On behalf of the Haas Center for Public Service, I want to also acknowledge and thank the large number of you who have devoted some of your time here at Stanford to community and public service. As I have become more deeply involved with the work of the Haas Center this year as co-director, my admiration has grown for the energy, imagination, and dedication you bring to the diverse array of service and service learning opportunities at Stanford. Whether it is tutoring middle-school students in East Palo Alto, aiding environmental nonprofits and government agencies in Sacramento, supporting the governance work of NGOs like the Carter Center in Atlanta or Global Integrity in Washington, or serving in the diverse array of overseas summer internships offered by Stanford in Government and the Haas Center, you have made a difference by choosing action over apathy. Moreover, the insights and practical skills you have gained through these experiences give you a foundation for what we hope and trust will be an ongoing stream of contributions to community and public life.

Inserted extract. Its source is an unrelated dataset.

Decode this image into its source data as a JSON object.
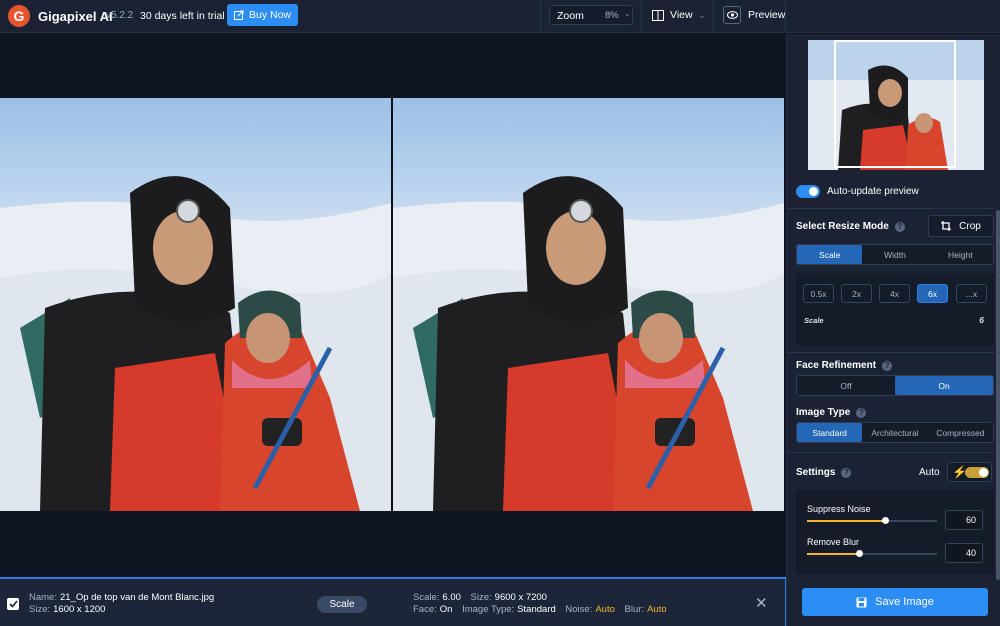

In bridging the divide between service and scholarship, theory and practice, you are living the dream of Leland and Jane Stanford: to have this daring new educational venture, in this vast beautiful stretch of golden land, “promote the public welfare” by “exercising an influence on behalf of humanity and civilization.” Leland Stanford was elected California’s eighth governor at the age of 37, and went on to serve eight years in the US Senate until his death. Stanford in Government continues a tradition of literally Stanford IN government. At a time when cynicism about politics dominates dinner conversation, the news, and the blogosphere, I hope some of you will seek to restore our faith and consider government service or even elective office. Most members of Congress are actually not enmeshed in sex, lies, and video scandals. For the most part, they are decent, intelligent, and public-spirited people caught up in a bad system, mired in perverse incentives. It urgently needs reform, and you can help reform it. Whatever you do and however you choose to serve the larger good, I hope you will take to heart Gandhi’s memorable advice that “you must be the change you wish to see in the world.”
Many of the faculty who teach in the IR program are, like myself, research fellows in centers like FSI and the Hoover Institution. We teach not because we have to but because we find it meaningful, rewarding, and fun. With you, the remarkable students of this extraordinary university, we discover new knowledge about the global challenges we are seeking to understand. From you we derive inspiration, and motivation to do our best. In you, we see the promise of a new generation, immensely talented, savvy, and idealistic, preparing to assume the opportunities and responsibilities of global leadership. To you, we offer now our admiration and congratulations for what you have accomplished at Stanford, our thanks for your many intellectual and service contributions, and our confidence that you will in the work you do and the lives you lead make the world a more just, sustainable, and well governed place.